NEW YORK: US consumers are willing to change their personal behaviour to save energy, but are increasingly reluctant to spend more on green products, according to new research.

GfK's 2012 Green Gauge survey of 2,000 US consumers indicated that the proportion of people willing to pay more for sustainable goods had fallen by 5-12 percentage points over the last year depending on product category, Ad Age reports.

The market researcher also said that sales of these environmentally friendly brands were worth $40bn in the US last year. Almost all respondents (93%) said they had adopted at least some energy-saving behaviours.

Across categories, there was a consistent trend away from making "green purchases". In 2008, 62% of the GfK survey respondents said were willing to pay more for a car that pollutes less, a figure that was down to 49% by 2012.
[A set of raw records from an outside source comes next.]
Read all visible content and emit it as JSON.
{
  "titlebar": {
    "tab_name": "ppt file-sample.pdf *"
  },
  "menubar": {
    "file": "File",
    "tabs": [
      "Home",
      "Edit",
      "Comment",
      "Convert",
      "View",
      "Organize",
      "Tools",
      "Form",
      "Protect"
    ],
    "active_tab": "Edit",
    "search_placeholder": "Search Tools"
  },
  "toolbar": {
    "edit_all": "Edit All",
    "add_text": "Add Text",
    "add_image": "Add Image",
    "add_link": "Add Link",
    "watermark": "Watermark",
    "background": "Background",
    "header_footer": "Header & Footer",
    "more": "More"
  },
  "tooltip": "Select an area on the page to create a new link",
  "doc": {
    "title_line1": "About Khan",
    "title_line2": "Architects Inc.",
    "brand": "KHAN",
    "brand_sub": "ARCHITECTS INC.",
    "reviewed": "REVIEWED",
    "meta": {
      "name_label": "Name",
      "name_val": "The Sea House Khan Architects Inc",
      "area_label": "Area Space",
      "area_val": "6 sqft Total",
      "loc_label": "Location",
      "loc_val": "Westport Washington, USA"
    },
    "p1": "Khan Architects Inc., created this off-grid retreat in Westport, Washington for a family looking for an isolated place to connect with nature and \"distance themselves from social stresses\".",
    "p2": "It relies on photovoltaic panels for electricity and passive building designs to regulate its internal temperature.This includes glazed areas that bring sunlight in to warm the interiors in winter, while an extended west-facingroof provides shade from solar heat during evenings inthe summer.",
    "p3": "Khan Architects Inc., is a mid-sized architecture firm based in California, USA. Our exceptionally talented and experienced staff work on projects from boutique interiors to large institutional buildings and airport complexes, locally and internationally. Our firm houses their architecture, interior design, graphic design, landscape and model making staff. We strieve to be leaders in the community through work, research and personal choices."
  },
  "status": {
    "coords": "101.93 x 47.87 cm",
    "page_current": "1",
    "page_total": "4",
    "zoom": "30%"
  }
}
Similarly, 70% would pay more for energy-efficient light bulbs in 2008, but this proportion has now dropped to 60%.

Organic foods account for the bulk of spending on eco-products and they too are seeing increased resistance to higher prices, with a fall from 57% to 51% in respondents prepared to pay for a lack of pesticides or antibiotics.

Diane Crispell, consulting director at GfK, told Advertising Age that overhyped claims by marketers are to blame.
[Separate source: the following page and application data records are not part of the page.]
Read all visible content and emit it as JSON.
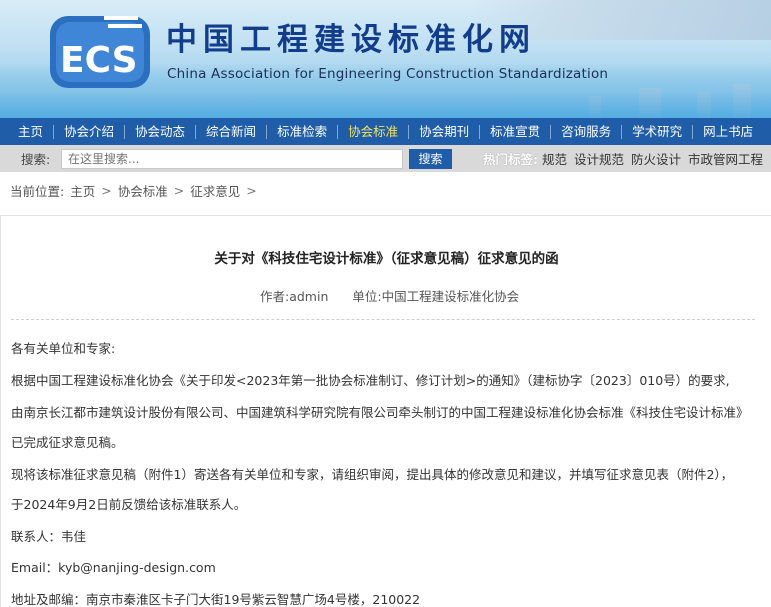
{
  "header": {
    "logo_text": "ECS",
    "cn_title": "中国工程建设标准化网",
    "en_title": "China Association for Engineering Construction Standardization"
  },
  "nav": {
    "items": [
      {
        "label": "主页",
        "active": false
      },
      {
        "label": "协会介绍",
        "active": false
      },
      {
        "label": "协会动态",
        "active": false
      },
      {
        "label": "综合新闻",
        "active": false
      },
      {
        "label": "标准检索",
        "active": false
      },
      {
        "label": "协会标准",
        "active": true
      },
      {
        "label": "协会期刊",
        "active": false
      },
      {
        "label": "标准宣贯",
        "active": false
      },
      {
        "label": "咨询服务",
        "active": false
      },
      {
        "label": "学术研究",
        "active": false
      },
      {
        "label": "网上书店",
        "active": false
      }
    ]
  },
  "search": {
    "label": "搜索:",
    "placeholder": "在这里搜索...",
    "button": "搜索",
    "hot_label": "热门标签:",
    "hot_tags": [
      "规范",
      "设计规范",
      "防火设计",
      "市政管网工程"
    ]
  },
  "breadcrumb": {
    "items": [
      "当前位置:",
      "主页",
      "协会标准",
      "征求意见"
    ]
  },
  "article": {
    "title": "关于对《科技住宅设计标准》（征求意见稿）征求意见的函",
    "author": "作者:admin",
    "unit": "单位:中国工程建设标准化协会",
    "paragraphs": [
      "各有关单位和专家:",
      "根据中国工程建设标准化协会《关于印发<2023年第一批协会标准制订、修订计划>的通知》（建标协字〔2023〕010号）的要求,",
      "由南京长江都市建筑设计股份有限公司、中国建筑科学研究院有限公司牵头制订的中国工程建设标准化协会标准《科技住宅设计标准》",
      "已完成征求意见稿。",
      "现将该标准征求意见稿（附件1）寄送各有关单位和专家，请组织审阅，提出具体的修改意见和建议，并填写征求意见表（附件2），",
      "于2024年9月2日前反馈给该标准联系人。",
      "联系人：韦佳",
      "Email：kyb@nanjing-design.com",
      "地址及邮编：南京市秦淮区卡子门大街19号紫云智慧广场4号楼，210022"
    ]
  },
  "colors": {
    "nav_bg": "#1f5da8",
    "nav_active": "#f7e35a",
    "title_blue": "#123d8c"
  }
}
"Consumers have become hypercritical," she said, adding that people are motivated and the awareness is there "but the novelty has worn off for green products. .

Even if consumers are loath to spend more in this field, companies are finding that an eco-friendly approach to business practices can pay dividends.

As reported by Warc News yesterday, a study by Osmosis Investment Management has found that those companies that have gone furthest in tackling sustainability issues are the ones that are yielding above-average results in areas such as margin levels and shareholder returns.

Data sourced from Advertising Age; additional content by Warc staff